Well, it has happened again, as we all knew it would; another mass shooting in America, this time at a well-secured military facility in the nation’s capital. Twelve people killed this time, not including the gunman, at the Navy Yard in Washington DC. The New York Times reports:
At least 13 people, including one gunman, were killed, and the police were looking for other potential suspects, in a shooting Monday morning at a naval office building not far from Capitol Hill and the White House, police officials said.
One police officer was in surgery after being shot in an exchange of fire with a gunman, said Chief Cathy L. Lanier of the Metropolitan Police Department. The shootings took place at the Washington Navy Yard, in the southeast part of the city.
Senior law enforcement officials identified the gunman as Aaron Alexis, 34. He was identified through his fingerprints. As of Monday night, investigators were operating on the belief that Mr. Alexis acted alone, despite earlier statements from Washington law enforcement officials that there were two other gunmen.
Twitter has once again demonstrated that there is virtually nothing of any use to be said in the immediate aftermath of one of these attacks, at least not in 140 characters. The body count was still not yet confirmed before the first accusations and counter-accusations of blame and responsibility were being made. To this we can also add false flag theories and much more ungrounded speculation besides.
One of the few people to speak eloquently on the subject was the chief medical officer of the trauma centre responsible for treating several of the gunshot victims:
Something has to change. The tired old response of left-wingers demanding stricter gun control laws and being thwarted by the NRA, and right-wingers rallying behind the second amendment and bemoaning the society while doing nothing to improve it is no longer sufficient. There is a massive failure of imagination and political courage at all levels on the topic of gun violence in the United States.
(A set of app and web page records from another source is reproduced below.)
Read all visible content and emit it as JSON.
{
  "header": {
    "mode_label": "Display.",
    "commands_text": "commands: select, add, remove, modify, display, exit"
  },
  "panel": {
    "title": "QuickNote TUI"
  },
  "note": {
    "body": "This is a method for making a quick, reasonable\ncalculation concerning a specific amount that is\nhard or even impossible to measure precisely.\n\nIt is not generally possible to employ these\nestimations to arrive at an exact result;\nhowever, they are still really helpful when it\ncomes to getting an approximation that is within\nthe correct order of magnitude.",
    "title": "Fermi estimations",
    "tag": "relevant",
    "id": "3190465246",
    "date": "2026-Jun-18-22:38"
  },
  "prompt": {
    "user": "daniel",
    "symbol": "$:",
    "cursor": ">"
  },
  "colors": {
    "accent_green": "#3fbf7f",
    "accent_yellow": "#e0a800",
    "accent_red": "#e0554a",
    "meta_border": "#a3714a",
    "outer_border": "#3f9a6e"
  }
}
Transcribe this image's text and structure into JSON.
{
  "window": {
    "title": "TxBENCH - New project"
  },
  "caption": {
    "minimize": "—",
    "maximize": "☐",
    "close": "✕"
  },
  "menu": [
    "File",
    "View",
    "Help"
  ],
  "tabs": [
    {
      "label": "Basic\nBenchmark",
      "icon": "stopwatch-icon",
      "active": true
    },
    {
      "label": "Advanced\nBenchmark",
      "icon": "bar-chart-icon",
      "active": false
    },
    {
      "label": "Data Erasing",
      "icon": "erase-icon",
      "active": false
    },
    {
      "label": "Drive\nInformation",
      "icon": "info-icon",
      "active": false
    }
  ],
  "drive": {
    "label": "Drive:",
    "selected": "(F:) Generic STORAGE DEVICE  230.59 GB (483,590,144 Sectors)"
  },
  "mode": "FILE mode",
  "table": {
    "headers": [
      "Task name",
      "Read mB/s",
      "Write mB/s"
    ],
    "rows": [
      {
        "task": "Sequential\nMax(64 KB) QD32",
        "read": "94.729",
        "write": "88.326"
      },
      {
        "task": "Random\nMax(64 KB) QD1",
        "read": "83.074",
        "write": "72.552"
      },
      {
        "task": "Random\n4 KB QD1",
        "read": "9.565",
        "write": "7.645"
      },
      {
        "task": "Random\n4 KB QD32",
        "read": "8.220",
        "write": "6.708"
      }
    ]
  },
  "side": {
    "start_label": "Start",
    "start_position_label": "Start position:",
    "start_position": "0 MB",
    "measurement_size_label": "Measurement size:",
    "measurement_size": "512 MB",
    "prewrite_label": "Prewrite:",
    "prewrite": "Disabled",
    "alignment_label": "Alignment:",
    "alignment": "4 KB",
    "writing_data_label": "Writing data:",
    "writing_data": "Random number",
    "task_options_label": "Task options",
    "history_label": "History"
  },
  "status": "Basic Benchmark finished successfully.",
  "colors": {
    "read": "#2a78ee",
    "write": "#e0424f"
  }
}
Fourteen months since Aurora, Colorado. Nine months since Sandy Hook. And here we are again.